Education and training are often seen as being about knowing how, but this shouldn't come at the expense of knowing when, what, who and, most importantly, why. In days gone by, the route to a successful working life was often seen as getting either 'a trade' or 'an ology'. In a legendary 1980s TV advert for BT, Maureen Lipman was seen counselling an unseen son that "You get an 'ology and you're a scientist!" But times have changed.
Getting on the ladder
A 2014 survey by education providers, Kaplan, showed that 'technical knowledge' ranked only 24th out of 30 possible competencies sought by graduate recruiters, as organisations seek candidates who are confident team players with communication skills. (Note that, at this stage, leadership ranks even lower.) Necessary technical skills can be trained later, but they are no longer seen as the whole foundation and subjects studied are only part of the story. Endorsing the report, the CBI commented, "89% of British employers consider work attitude and character as the most significant element in the recruitment process." Although Higher Education Statistics Agency figures for graduate destinations in 2013 don't entirely bear this out, theologists and music graduates are more likely to be employed than their Business Management counterparts.

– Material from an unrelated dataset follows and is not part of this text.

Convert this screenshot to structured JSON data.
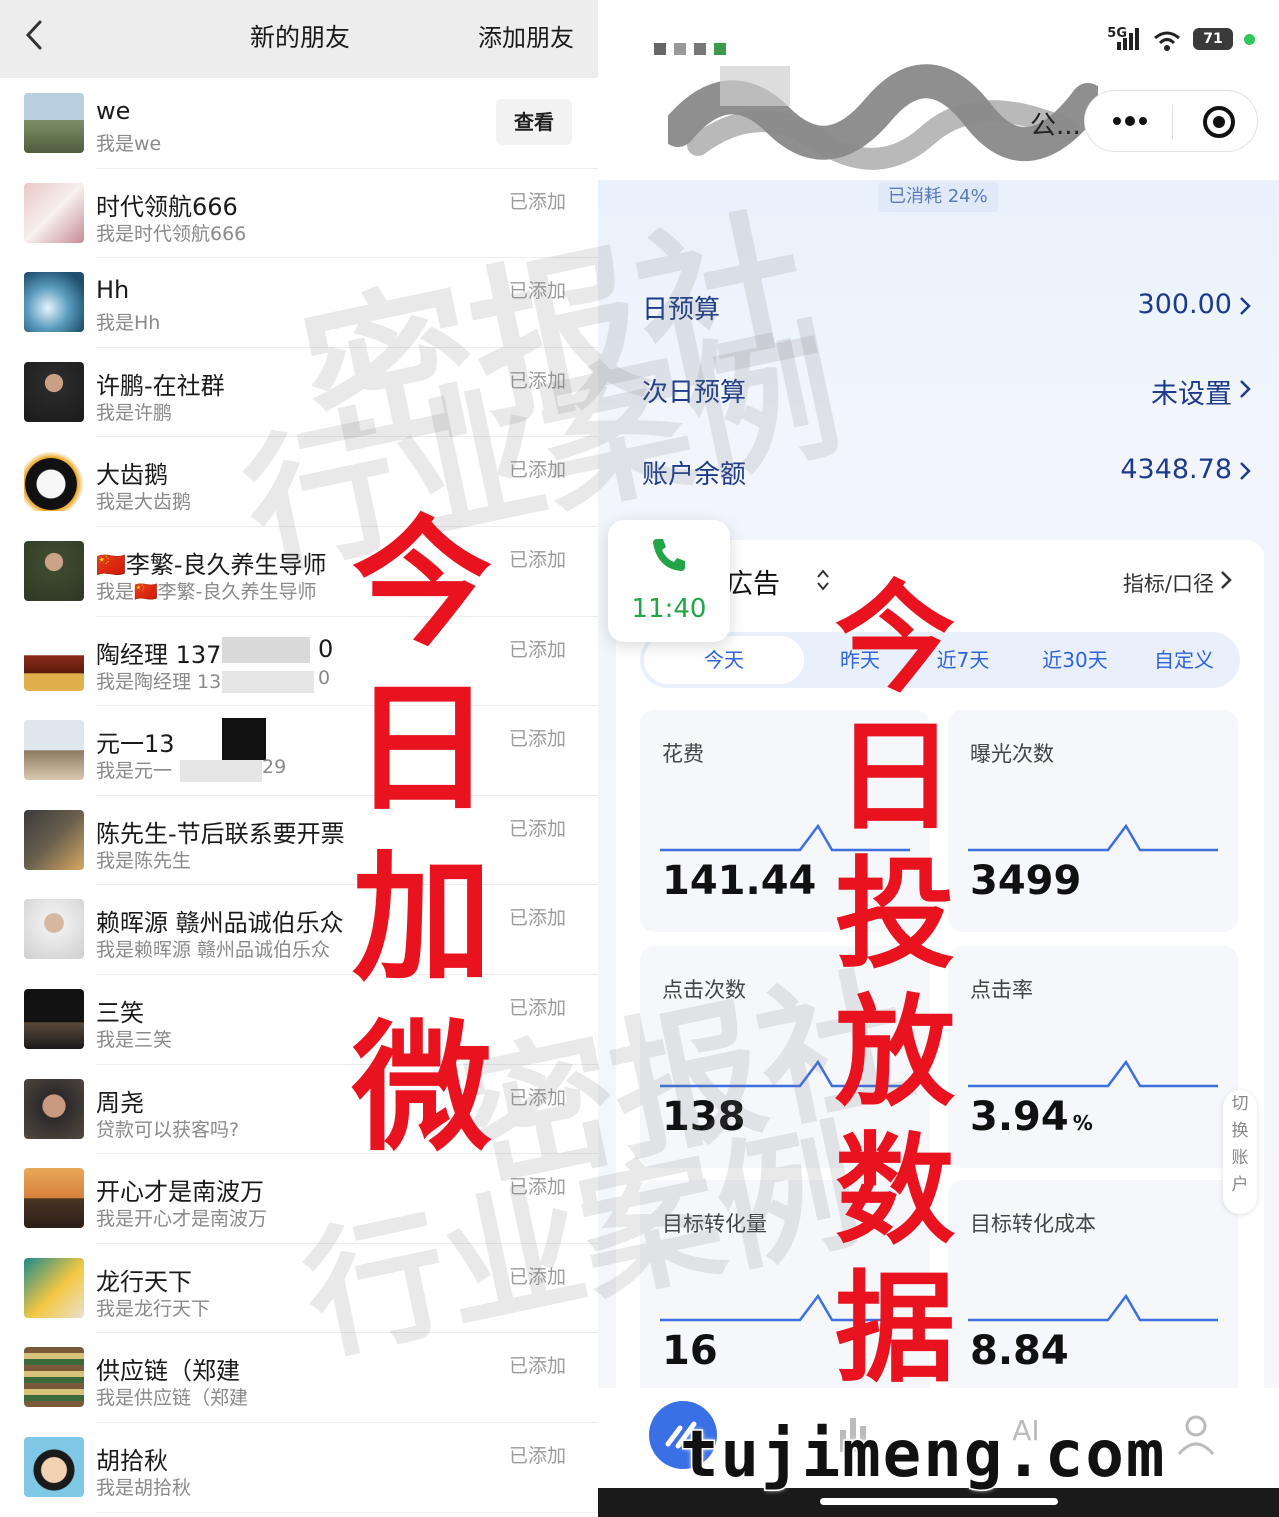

A few rungs higher
If this rising - or perhaps increasingly acknowledged - need for candidates with soft skills attracts employers at graduate recruitment level, it is also being confirmed in terms of the talent needs of organisations on a global level. Oxford Economics' report Global Talent 2021 showed that, apart from a pervasive need for understanding of all things digital, the talents most required and sought were largely in the 'soft' arena, including; agile thinking skills, dealing with complexity and ambiguity, relationship building, collaboration, and cultural sensitivity. Nor is digital knowledge an outlier in this picture. In an age of networking, online collaboration and sharing, it is not just software mastery that is key, it is the ability to work effectively with others through a whole range of media.
The gap isn't stationary
If leadership remains the most urgent priority for organisations across the world, this does not reflect a lack of leadership development in the past as tomorrow's organisations require tomorrow's leaders, not yesterday's. Demographics, technology, geo-politics and global competitiveness all impact on the kinds of leadership we require: mentally agile, cross-functional, innovative and inclusive. These are also consequences of the decline of 'command and control' mind-sets. CEOs must collaborate with business partners, as well as working collaboratively with those leading at lower levels within their organisations and ensure that their leadership skills are also enhanced and developed.
Deloitte University Press' report, Global Human Capital Trends 2014, summed it up in four words: "21st-century leadership is different." It emphasises the ability to innovate and inspire others, developing multiple generations of 'leaders-to-be', as well as resilience, adaptability, intellectual agility.
Building the bridge
Although it may increasing happen at many levels within an organisation, a key aspect of truly great leadership has arguably not changed since those BT adverts and while hard skills will be necessary - and will vary considerably from role to role - it is by developing leaders' soft skills that organisations will close the skills gap.
Now, more than ever, leadership is not; a job description, a set of duties or a checklist of tasks, nor is it a set of theories or processes that individuals can simply implement. Leadership may incorporate these things, but it is also a set of behaviours - including: encouraging, challenging, inspiring and communicating (both in the sense of speaking and of listening).
If organisations are seeking communicative collaborators who think and act flexibly among their graduate recruits, it's not that these skills are necessarily innate. A more important difference is that hard skills (financial management, technical knowledge and so on) are relatively quick and easy to develop. Behavioural change - which is perhaps the single biggest difference between a mediocre leader and a great one (and also between a manager, geared to controlling, and a leader, geared to inspiring) - takes commitment, persistence, support and time.
The Kaplan report's conclusions include the observation that "Employers are recruiting for attitude and training for competence", which is borne out by the very different emphasis placed on technical knowledge two years after recruitment (when it is ranked 2nd in importance, rather than 24th). Given the critical difference that soft skills can make to a developing leader's impact and performance, could it be that employers are happy to invest post-recruitment in technical skills but are operating in the expectation that some critical behaviours - those that we might lump together as 'people skills' - are innate? It's an assumption that could potentially do their recruits, and their organisations, a crucial disservice.